== Work instruction ==
Line count for "icon": tally the lines of the records below that contain it, and give only that number.
----- Extracted records -----
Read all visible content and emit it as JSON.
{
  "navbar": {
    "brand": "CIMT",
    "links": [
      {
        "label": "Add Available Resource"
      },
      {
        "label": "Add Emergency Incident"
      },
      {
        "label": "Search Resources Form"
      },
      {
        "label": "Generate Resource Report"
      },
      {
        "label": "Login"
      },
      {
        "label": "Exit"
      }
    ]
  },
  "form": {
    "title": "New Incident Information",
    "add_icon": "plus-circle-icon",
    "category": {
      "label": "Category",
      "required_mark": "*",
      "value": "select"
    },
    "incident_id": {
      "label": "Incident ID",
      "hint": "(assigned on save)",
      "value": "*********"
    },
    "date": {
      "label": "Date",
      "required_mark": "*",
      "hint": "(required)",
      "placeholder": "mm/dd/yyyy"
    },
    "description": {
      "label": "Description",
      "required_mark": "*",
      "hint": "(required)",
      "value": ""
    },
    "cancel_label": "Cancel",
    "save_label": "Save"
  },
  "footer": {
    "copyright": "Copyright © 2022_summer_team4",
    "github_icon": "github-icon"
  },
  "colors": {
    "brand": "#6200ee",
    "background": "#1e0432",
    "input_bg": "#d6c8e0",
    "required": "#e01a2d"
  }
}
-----
== Expected answer ==
2